Exercise materials:
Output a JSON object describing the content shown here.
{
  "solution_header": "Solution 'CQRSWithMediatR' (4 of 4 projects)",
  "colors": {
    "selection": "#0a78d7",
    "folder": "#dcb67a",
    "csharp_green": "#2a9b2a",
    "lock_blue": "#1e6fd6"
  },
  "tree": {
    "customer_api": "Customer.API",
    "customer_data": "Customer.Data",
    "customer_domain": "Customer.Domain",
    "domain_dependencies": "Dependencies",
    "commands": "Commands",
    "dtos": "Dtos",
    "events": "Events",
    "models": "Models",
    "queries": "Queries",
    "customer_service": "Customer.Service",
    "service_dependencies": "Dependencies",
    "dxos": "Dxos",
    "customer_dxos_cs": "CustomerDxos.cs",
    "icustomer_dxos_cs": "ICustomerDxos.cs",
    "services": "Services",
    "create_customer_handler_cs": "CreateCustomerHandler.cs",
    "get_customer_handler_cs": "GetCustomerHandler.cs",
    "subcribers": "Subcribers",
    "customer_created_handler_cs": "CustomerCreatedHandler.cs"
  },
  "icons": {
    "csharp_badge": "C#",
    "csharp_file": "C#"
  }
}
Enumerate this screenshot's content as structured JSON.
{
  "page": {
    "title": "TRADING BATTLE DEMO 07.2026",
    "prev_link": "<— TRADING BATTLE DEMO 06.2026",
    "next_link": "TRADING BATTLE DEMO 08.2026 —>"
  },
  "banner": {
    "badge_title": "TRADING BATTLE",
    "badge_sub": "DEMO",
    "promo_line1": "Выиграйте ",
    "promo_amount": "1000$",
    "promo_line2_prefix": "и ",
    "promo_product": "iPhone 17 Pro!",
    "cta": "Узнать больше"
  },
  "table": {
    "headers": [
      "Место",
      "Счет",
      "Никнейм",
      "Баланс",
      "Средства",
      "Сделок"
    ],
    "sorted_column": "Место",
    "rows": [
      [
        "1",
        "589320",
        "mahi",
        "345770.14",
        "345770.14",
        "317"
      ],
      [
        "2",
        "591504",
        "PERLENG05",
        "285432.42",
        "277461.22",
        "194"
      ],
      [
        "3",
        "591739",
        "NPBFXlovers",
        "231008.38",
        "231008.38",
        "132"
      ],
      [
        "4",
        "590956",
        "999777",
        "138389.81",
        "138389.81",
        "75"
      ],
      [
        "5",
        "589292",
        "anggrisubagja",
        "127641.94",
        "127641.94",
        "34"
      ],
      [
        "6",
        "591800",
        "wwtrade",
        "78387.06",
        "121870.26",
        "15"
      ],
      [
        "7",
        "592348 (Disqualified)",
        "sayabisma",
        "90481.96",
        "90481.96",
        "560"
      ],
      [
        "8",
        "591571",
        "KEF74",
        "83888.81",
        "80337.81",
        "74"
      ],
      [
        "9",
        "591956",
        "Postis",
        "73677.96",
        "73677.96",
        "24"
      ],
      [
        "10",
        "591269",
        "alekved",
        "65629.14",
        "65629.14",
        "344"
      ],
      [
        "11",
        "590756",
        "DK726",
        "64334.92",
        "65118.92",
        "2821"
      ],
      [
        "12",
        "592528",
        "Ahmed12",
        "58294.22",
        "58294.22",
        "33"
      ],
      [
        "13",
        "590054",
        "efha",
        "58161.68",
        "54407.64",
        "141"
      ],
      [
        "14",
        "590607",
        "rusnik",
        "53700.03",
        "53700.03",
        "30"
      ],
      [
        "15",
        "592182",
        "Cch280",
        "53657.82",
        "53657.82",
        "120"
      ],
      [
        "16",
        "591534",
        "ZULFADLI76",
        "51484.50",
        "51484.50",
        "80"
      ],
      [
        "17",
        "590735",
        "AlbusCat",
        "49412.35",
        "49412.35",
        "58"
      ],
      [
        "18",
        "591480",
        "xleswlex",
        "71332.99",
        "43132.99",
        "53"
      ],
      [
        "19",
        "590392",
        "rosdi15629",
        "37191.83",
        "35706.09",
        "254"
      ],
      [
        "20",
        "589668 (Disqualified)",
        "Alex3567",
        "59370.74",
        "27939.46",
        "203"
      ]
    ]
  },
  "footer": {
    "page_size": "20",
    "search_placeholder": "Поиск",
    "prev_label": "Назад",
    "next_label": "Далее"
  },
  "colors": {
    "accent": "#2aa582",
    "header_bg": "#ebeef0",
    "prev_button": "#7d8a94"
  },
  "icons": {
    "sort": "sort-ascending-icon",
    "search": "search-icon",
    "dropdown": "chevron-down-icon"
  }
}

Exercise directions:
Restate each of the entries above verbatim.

Answer to this exercise:
Output a JSON object describing the content shown here.
{
  "solution_header": "Solution 'CQRSWithMediatR' (4 of 4 projects)",
  "colors": {
    "selection": "#0a78d7",
    "folder": "#dcb67a",
    "csharp_green": "#2a9b2a",
    "lock_blue": "#1e6fd6"
  },
  "tree": {
    "customer_api": "Customer.API",
    "customer_data": "Customer.Data",
    "customer_domain": "Customer.Domain",
    "domain_dependencies": "Dependencies",
    "commands": "Commands",
    "dtos": "Dtos",
    "events": "Events",
    "models": "Models",
    "queries": "Queries",
    "customer_service": "Customer.Service",
    "service_dependencies": "Dependencies",
    "dxos": "Dxos",
    "customer_dxos_cs": "CustomerDxos.cs",
    "icustomer_dxos_cs": "ICustomerDxos.cs",
    "services": "Services",
    "create_customer_handler_cs": "CreateCustomerHandler.cs",
    "get_customer_handler_cs": "GetCustomerHandler.cs",
    "subcribers": "Subcribers",
    "customer_created_handler_cs": "CustomerCreatedHandler.cs"
  },
  "icons": {
    "csharp_badge": "C#",
    "csharp_file": "C#"
  }
}
Enumerate this screenshot's content as structured JSON.
{
  "page": {
    "title": "TRADING BATTLE DEMO 07.2026",
    "prev_link": "<— TRADING BATTLE DEMO 06.2026",
    "next_link": "TRADING BATTLE DEMO 08.2026 —>"
  },
  "banner": {
    "badge_title": "TRADING BATTLE",
    "badge_sub": "DEMO",
    "promo_line1": "Выиграйте ",
    "promo_amount": "1000$",
    "promo_line2_prefix": "и ",
    "promo_product": "iPhone 17 Pro!",
    "cta": "Узнать больше"
  },
  "table": {
    "headers": [
      "Место",
      "Счет",
      "Никнейм",
      "Баланс",
      "Средства",
      "Сделок"
    ],
    "sorted_column": "Место",
    "rows": [
      [
        "1",
        "589320",
        "mahi",
        "345770.14",
        "345770.14",
        "317"
      ],
      [
        "2",
        "591504",
        "PERLENG05",
        "285432.42",
        "277461.22",
        "194"
      ],
      [
        "3",
        "591739",
        "NPBFXlovers",
        "231008.38",
        "231008.38",
        "132"
      ],
      [
        "4",
        "590956",
        "999777",
        "138389.81",
        "138389.81",
        "75"
      ],
      [
        "5",
        "589292",
        "anggrisubagja",
        "127641.94",
        "127641.94",
        "34"
      ],
      [
        "6",
        "591800",
        "wwtrade",
        "78387.06",
        "121870.26",
        "15"
      ],
      [
        "7",
        "592348 (Disqualified)",
        "sayabisma",
        "90481.96",
        "90481.96",
        "560"
      ],
      [
        "8",
        "591571",
        "KEF74",
        "83888.81",
        "80337.81",
        "74"
      ],
      [
        "9",
        "591956",
        "Postis",
        "73677.96",
        "73677.96",
        "24"
      ],
      [
        "10",
        "591269",
        "alekved",
        "65629.14",
        "65629.14",
        "344"
      ],
      [
        "11",
        "590756",
        "DK726",
        "64334.92",
        "65118.92",
        "2821"
      ],
      [
        "12",
        "592528",
        "Ahmed12",
        "58294.22",
        "58294.22",
        "33"
      ],
      [
        "13",
        "590054",
        "efha",
        "58161.68",
        "54407.64",
        "141"
      ],
      [
        "14",
        "590607",
        "rusnik",
        "53700.03",
        "53700.03",
        "30"
      ],
      [
        "15",
        "592182",
        "Cch280",
        "53657.82",
        "53657.82",
        "120"
      ],
      [
        "16",
        "591534",
        "ZULFADLI76",
        "51484.50",
        "51484.50",
        "80"
      ],
      [
        "17",
        "590735",
        "AlbusCat",
        "49412.35",
        "49412.35",
        "58"
      ],
      [
        "18",
        "591480",
        "xleswlex",
        "71332.99",
        "43132.99",
        "53"
      ],
      [
        "19",
        "590392",
        "rosdi15629",
        "37191.83",
        "35706.09",
        "254"
      ],
      [
        "20",
        "589668 (Disqualified)",
        "Alex3567",
        "59370.74",
        "27939.46",
        "203"
      ]
    ]
  },
  "footer": {
    "page_size": "20",
    "search_placeholder": "Поиск",
    "prev_label": "Назад",
    "next_label": "Далее"
  },
  "colors": {
    "accent": "#2aa582",
    "header_bg": "#ebeef0",
    "prev_button": "#7d8a94"
  },
  "icons": {
    "sort": "sort-ascending-icon",
    "search": "search-icon",
    "dropdown": "chevron-down-icon"
  }
}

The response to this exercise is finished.